The new direction opens a wealth of new possibilities for the Mets this coming offseason. It can be assumed that highly-touted youngsters Francisco Alvarez and Brett Baty aren’t going anywhere, if New York wants to expand its young core. Players recently signed to longer-term contracts or extensions (i.e. Francisco Lindor, Kodai Senga, Jeff McNeil, Brandon Nimmo, Edwin Diaz) aren’t likely to be moved either, since this group will all still be around during the Mets’ new timeline for contention.
Beyond that core, it’s fair to wonder if any other Mets player might be on the trade market this winter. That includes Jose Quintana (signed through 2024) and Starling Marte (signed through 2025), as while neither has amassed much of a track record in 2023, the Mets have shown that they’re more than willing to eat money to accommodate trades. The biggest question mark might hang over Pete Alonso, as the slugger has one final arbitration-eligible year remaining before he enters free agency following the 2024 campaign.

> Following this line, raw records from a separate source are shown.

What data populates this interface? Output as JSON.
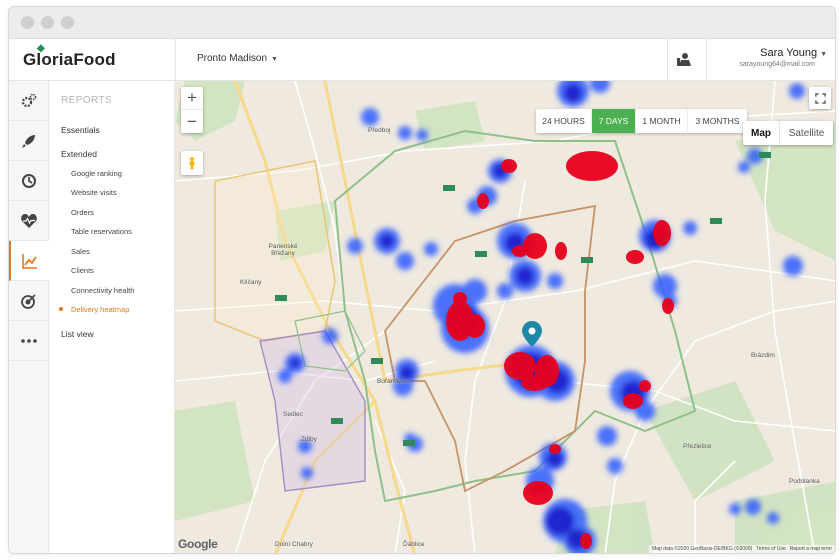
{
  "window": {
    "traffic_lights": 3
  },
  "header": {
    "logo": "GloriaFood",
    "restaurant": "Pronto Madison",
    "user_name": "Sara Young",
    "user_email": "sarayoung64@mail.com",
    "icons": {
      "assign": "assign-person-icon",
      "restaurant_caret": "chevron-down-icon",
      "user_caret": "chevron-down-icon"
    }
  },
  "iconbar": {
    "items": [
      {
        "name": "setup-icon",
        "label": "Setup"
      },
      {
        "name": "rocket-icon",
        "label": "Publishing"
      },
      {
        "name": "orders-cycle-icon",
        "label": "Orders"
      },
      {
        "name": "heart-pulse-icon",
        "label": "Marketing"
      },
      {
        "name": "reports-chart-icon",
        "label": "Reports"
      },
      {
        "name": "target-icon",
        "label": "Promotions"
      },
      {
        "name": "more-dots-icon",
        "label": "More"
      }
    ],
    "active_index": 4
  },
  "subnav": {
    "title": "REPORTS",
    "essentials": "Essentials",
    "extended": "Extended",
    "items": [
      "Google ranking",
      "Website visits",
      "Orders",
      "Table reservations",
      "Sales",
      "Clients",
      "Connectivity health",
      "Delivery heatmap"
    ],
    "current": "Delivery heatmap",
    "list_view": "List view"
  },
  "map": {
    "zoom_in": "+",
    "zoom_out": "−",
    "ranges": [
      "24 HOURS",
      "7 DAYS",
      "1 MONTH",
      "3 MONTHS"
    ],
    "active_range": "7 DAYS",
    "map_types": [
      "Map",
      "Satellite"
    ],
    "active_map_type": "Map",
    "places": [
      "Předboj",
      "Panenské Břežany",
      "Klíčany",
      "Bořanovice",
      "Brázdim",
      "Přezletice",
      "Podolanka",
      "Dolní Chabry",
      "Ďáblice",
      "Sedlec",
      "Zdiby"
    ],
    "google": "Google",
    "attribution": "Map data ©2020 GeoBasis-DE/BKG (©2009)",
    "terms": "Terms of Use",
    "report": "Report a map error",
    "colors": {
      "heat_high": "#e8001c",
      "heat_mid": "#1e1ec8",
      "heat_low": "#2e5cff",
      "range_active": "#4caf50"
    }
  }
}
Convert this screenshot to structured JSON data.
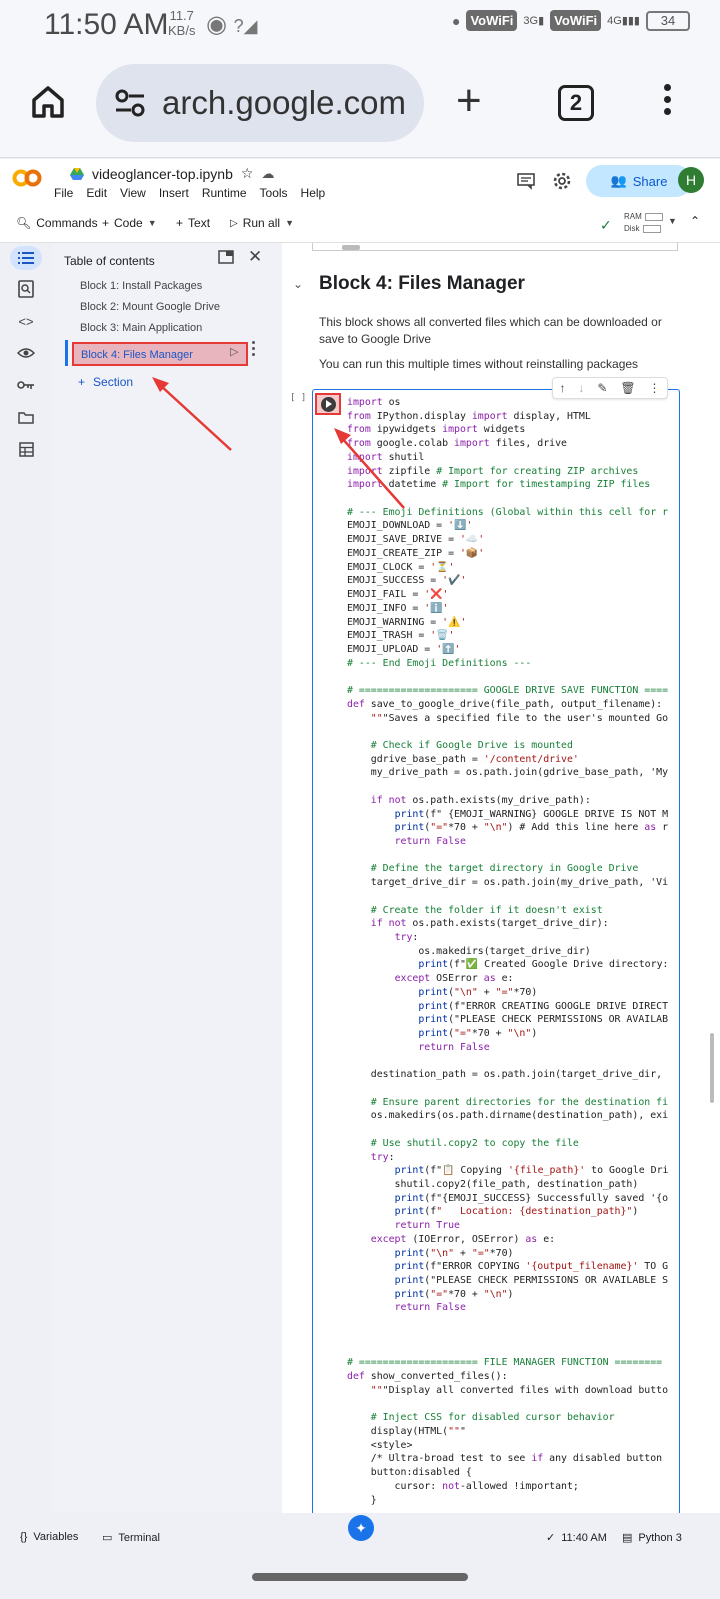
{
  "status_bar": {
    "time": "11:50 AM",
    "speed_value": "11.7",
    "speed_unit": "KB/s",
    "network_label_1": "VoWiFi",
    "network_gen_1": "3G",
    "network_label_2": "VoWiFi",
    "network_gen_2": "4G",
    "battery": "34"
  },
  "browser": {
    "url": "arch.google.com",
    "tab_count": "2"
  },
  "colab": {
    "notebook_name": "videoglancer-top.ipynb",
    "menu": [
      "File",
      "Edit",
      "View",
      "Insert",
      "Runtime",
      "Tools",
      "Help"
    ],
    "share_label": "Share",
    "avatar_initial": "H",
    "brand_color": "#F9AB00"
  },
  "toolbar": {
    "commands": "Commands",
    "code": "Code",
    "text": "Text",
    "run_all": "Run all",
    "ram_label": "RAM",
    "disk_label": "Disk"
  },
  "toc": {
    "title": "Table of contents",
    "items": [
      "Block 1: Install Packages",
      "Block 2: Mount Google Drive",
      "Block 3: Main Application",
      "Block 4: Files Manager"
    ],
    "add_section": "Section"
  },
  "notebook": {
    "heading": "Block 4: Files Manager",
    "para1": "This block shows all converted files which can be downloaded or save to Google Drive",
    "para2": "You can run this multiple times without reinstalling packages",
    "cell_bracket": "[ ]",
    "code_lines": [
      "import os",
      "from IPython.display import display, HTML",
      "from ipywidgets import widgets",
      "from google.colab import files, drive",
      "import shutil",
      "import zipfile # Import for creating ZIP archives",
      "import datetime # Import for timestamping ZIP files",
      "",
      "# --- Emoji Definitions (Global within this cell for r",
      "EMOJI_DOWNLOAD = '⬇️'",
      "EMOJI_SAVE_DRIVE = '☁️'",
      "EMOJI_CREATE_ZIP = '📦'",
      "EMOJI_CLOCK = '⏳'",
      "EMOJI_SUCCESS = '✔️'",
      "EMOJI_FAIL = '❌'",
      "EMOJI_INFO = 'ℹ️'",
      "EMOJI_WARNING = '⚠️'",
      "EMOJI_TRASH = '🗑️'",
      "EMOJI_UPLOAD = '⬆️'",
      "# --- End Emoji Definitions ---",
      "",
      "# ==================== GOOGLE DRIVE SAVE FUNCTION ====",
      "def save_to_google_drive(file_path, output_filename):",
      "    \"\"\"Saves a specified file to the user's mounted Go",
      "",
      "    # Check if Google Drive is mounted",
      "    gdrive_base_path = '/content/drive'",
      "    my_drive_path = os.path.join(gdrive_base_path, 'My",
      "",
      "    if not os.path.exists(my_drive_path):",
      "        print(f\" {EMOJI_WARNING} GOOGLE DRIVE IS NOT M",
      "        print(\"=\"*70 + \"\\n\") # Add this line here as r",
      "        return False",
      "",
      "    # Define the target directory in Google Drive",
      "    target_drive_dir = os.path.join(my_drive_path, 'Vi",
      "",
      "    # Create the folder if it doesn't exist",
      "    if not os.path.exists(target_drive_dir):",
      "        try:",
      "            os.makedirs(target_drive_dir)",
      "            print(f\"✅ Created Google Drive directory:",
      "        except OSError as e:",
      "            print(\"\\n\" + \"=\"*70)",
      "            print(f\"ERROR CREATING GOOGLE DRIVE DIRECT",
      "            print(\"PLEASE CHECK PERMISSIONS OR AVAILAB",
      "            print(\"=\"*70 + \"\\n\")",
      "            return False",
      "",
      "    destination_path = os.path.join(target_drive_dir,",
      "",
      "    # Ensure parent directories for the destination fi",
      "    os.makedirs(os.path.dirname(destination_path), exi",
      "",
      "    # Use shutil.copy2 to copy the file",
      "    try:",
      "        print(f\"📋 Copying '{file_path}' to Google Dri",
      "        shutil.copy2(file_path, destination_path)",
      "        print(f\"{EMOJI_SUCCESS} Successfully saved '{o",
      "        print(f\"   Location: {destination_path}\")",
      "        return True",
      "    except (IOError, OSError) as e:",
      "        print(\"\\n\" + \"=\"*70)",
      "        print(f\"ERROR COPYING '{output_filename}' TO G",
      "        print(\"PLEASE CHECK PERMISSIONS OR AVAILABLE S",
      "        print(\"=\"*70 + \"\\n\")",
      "        return False",
      "",
      "",
      "",
      "# ==================== FILE MANAGER FUNCTION ========",
      "def show_converted_files():",
      "    \"\"\"Display all converted files with download butto",
      "",
      "    # Inject CSS for disabled cursor behavior",
      "    display(HTML(\"\"\"",
      "    <style>",
      "    /* Ultra-broad test to see if any disabled button",
      "    button:disabled {",
      "        cursor: not-allowed !important;",
      "    }"
    ]
  },
  "bottom_bar": {
    "variables": "Variables",
    "terminal": "Terminal",
    "time": "11:40 AM",
    "runtime": "Python 3"
  }
}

Roster Resource projects that New York has roughly $204.2MM on the books for 2024 already, but a step back from contention might also logically mean a desire for the team to reset its luxury tax status. The Mets obviously blew past the highest tax levels in both 2022 and 2023, but getting out of tax territory entirely ($237MM is the lowest threshold level in 2024) would both reduce the team’s financial penalty, and more importantly the asset-related penalties attached with tax overages. For instance, the Mets would be able to sign qualifying-offer free agents for a lesser cost of draft picks, while also netting a higher draft return for any of their own free agents who reject a QO and sign elsewhere. In other punishment for incurring such a high tax bill in 2022, the Mets also had their first pick in the 2023 draft pushed back by ten slots, and their international signing pool was reduced.

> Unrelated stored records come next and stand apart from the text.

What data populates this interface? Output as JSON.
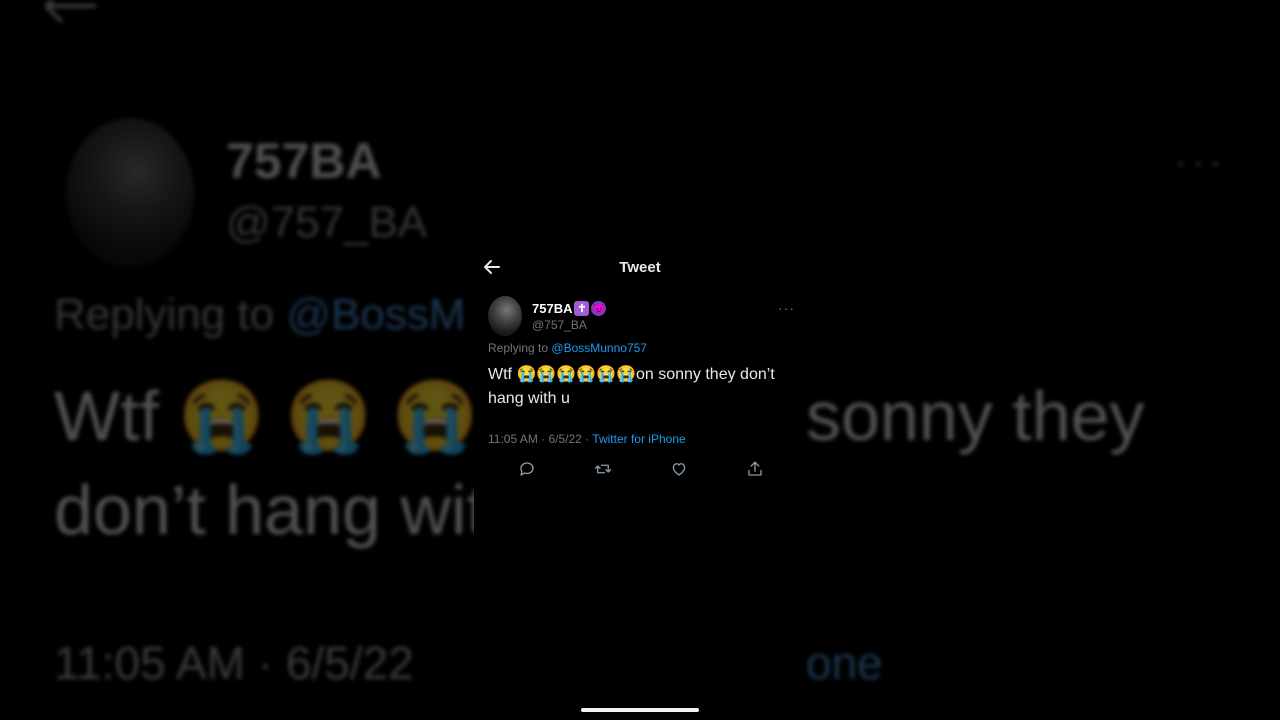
{
  "header": {
    "title": "Tweet"
  },
  "tweet": {
    "author_name": "757BA",
    "author_badges": [
      "✝",
      "😈"
    ],
    "handle": "@757_BA",
    "replying_prefix": "Replying to",
    "replying_to": "@BossMunno757",
    "text": "Wtf 😭😭😭😭😭😭on sonny they don’t hang with u",
    "timestamp": "11:05 AM · 6/5/22 · ",
    "source": "Twitter for iPhone"
  },
  "actions": [
    "reply-icon",
    "retweet-icon",
    "like-icon",
    "share-icon"
  ],
  "background_blur": {
    "name": "757BA",
    "handle": "@757_BA",
    "replying_prefix": "Replying to",
    "replying_to": "@BossM",
    "line1": "Wtf 😭 😭 😭 😭",
    "line2": "don’t hang wit",
    "right_text": "sonny they",
    "time": "11:05 AM · 6/5/22",
    "right_time": "one"
  },
  "colors": {
    "accent": "#1d9bf0",
    "background": "#000000",
    "secondary": "#71767b"
  }
}
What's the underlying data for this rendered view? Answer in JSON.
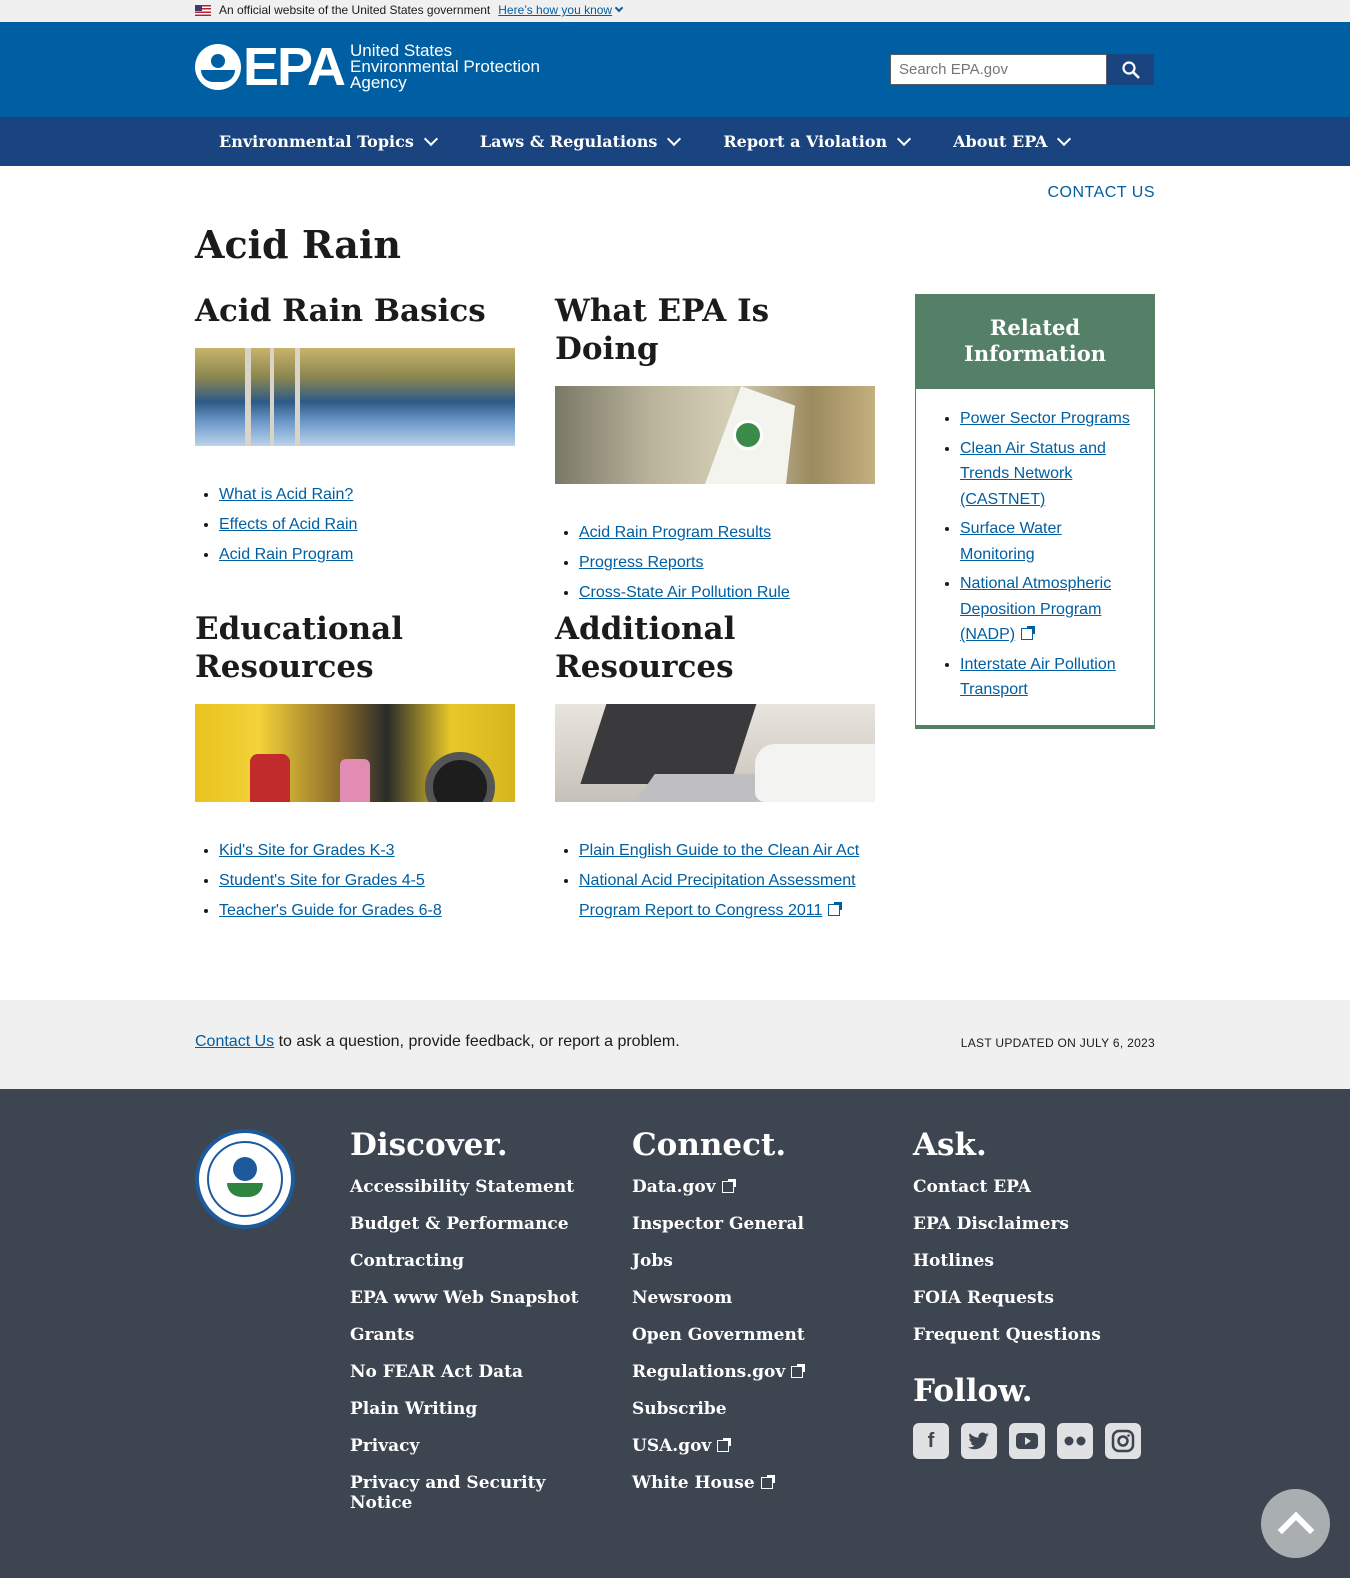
{
  "banner": {
    "text": "An official website of the United States government",
    "link": "Here’s how you know"
  },
  "header": {
    "logo_abbrev": "EPA",
    "logo_line1": "United States",
    "logo_line2": "Environmental Protection",
    "logo_line3": "Agency",
    "search_placeholder": "Search EPA.gov"
  },
  "nav": [
    "Environmental Topics",
    "Laws & Regulations",
    "Report a Violation",
    "About EPA"
  ],
  "contact_top": "CONTACT US",
  "page_title": "Acid Rain",
  "sections": [
    {
      "title": "Acid Rain Basics",
      "links": [
        "What is Acid Rain?",
        "Effects of Acid Rain",
        "Acid Rain Program"
      ]
    },
    {
      "title": "What EPA Is Doing",
      "links": [
        "Acid Rain Program Results",
        "Progress Reports",
        "Cross-State Air Pollution Rule"
      ]
    },
    {
      "title": "Educational Resources",
      "links": [
        "Kid's Site for Grades K-3",
        "Student's Site for Grades 4-5",
        "Teacher's Guide for Grades 6-8"
      ]
    },
    {
      "title": "Additional Resources",
      "links": [
        "Plain English Guide to the Clean Air Act",
        "National Acid Precipitation Assessment Program Report to Congress 2011"
      ]
    }
  ],
  "related": {
    "title": "Related Information",
    "links": [
      "Power Sector Programs",
      "Clean Air Status and Trends Network (CASTNET)",
      "Surface Water Monitoring",
      "National Atmospheric Deposition Program (NADP)",
      "Interstate Air Pollution Transport"
    ]
  },
  "contact_band": {
    "link": "Contact Us",
    "text": " to ask a question, provide feedback, or report a problem.",
    "updated": "LAST UPDATED ON JULY 6, 2023"
  },
  "footer": {
    "discover": {
      "title": "Discover.",
      "links": [
        "Accessibility Statement",
        "Budget & Performance",
        "Contracting",
        "EPA www Web Snapshot",
        "Grants",
        "No FEAR Act Data",
        "Plain Writing",
        "Privacy",
        "Privacy and Security Notice"
      ]
    },
    "connect": {
      "title": "Connect.",
      "links": [
        "Data.gov",
        "Inspector General",
        "Jobs",
        "Newsroom",
        "Open Government",
        "Regulations.gov",
        "Subscribe",
        "USA.gov",
        "White House"
      ]
    },
    "ask": {
      "title": "Ask.",
      "links": [
        "Contact EPA",
        "EPA Disclaimers",
        "Hotlines",
        "FOIA Requests",
        "Frequent Questions"
      ]
    },
    "follow": {
      "title": "Follow.",
      "icons": [
        "facebook-icon",
        "twitter-icon",
        "youtube-icon",
        "flickr-icon",
        "instagram-icon"
      ]
    }
  }
}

If the Amazins aren’t planning to be big spenders this winter, that naturally has a big impact on this offseason’s free agent class, given how Cohen’s largesse has driven the market over the last two years. Given the relatively thin nature of the 2023-24 class, the Mets front office might be planning to capitalize by using some of their roster as trade chips, as rival clubs might not find what they’re looking for in free agency. As Cohen noted, there are plenty of interesting pitchers available following the 2024 season if the Mets do intend only a one-year step back, such as Scherzer again, Max Fried, Zack Wheeler, Corbin Burnes, Brandon Woodruff, and many others.
Speaking Burnes and Woodruff, it would remiss if we didn’t mention the persistent rumors that the Mets will pursue David Stearns as the next president of baseball operations, as Cohen said last month that he is still looking to install a new executive above Eppler on the decision-making pyramid. Stearns’ contract with the Brewers is up after the season, and if the speculation is true and he does head to New York for his next job, it might make sense if Stearns eventually pursues some of his old Milwaukee players. That said, whether Stearns or someone else is the new president, it would make sense that the Mets gives the new hire at least a year to fully assess the organization, before turning back towards contending in 2025 or 2026.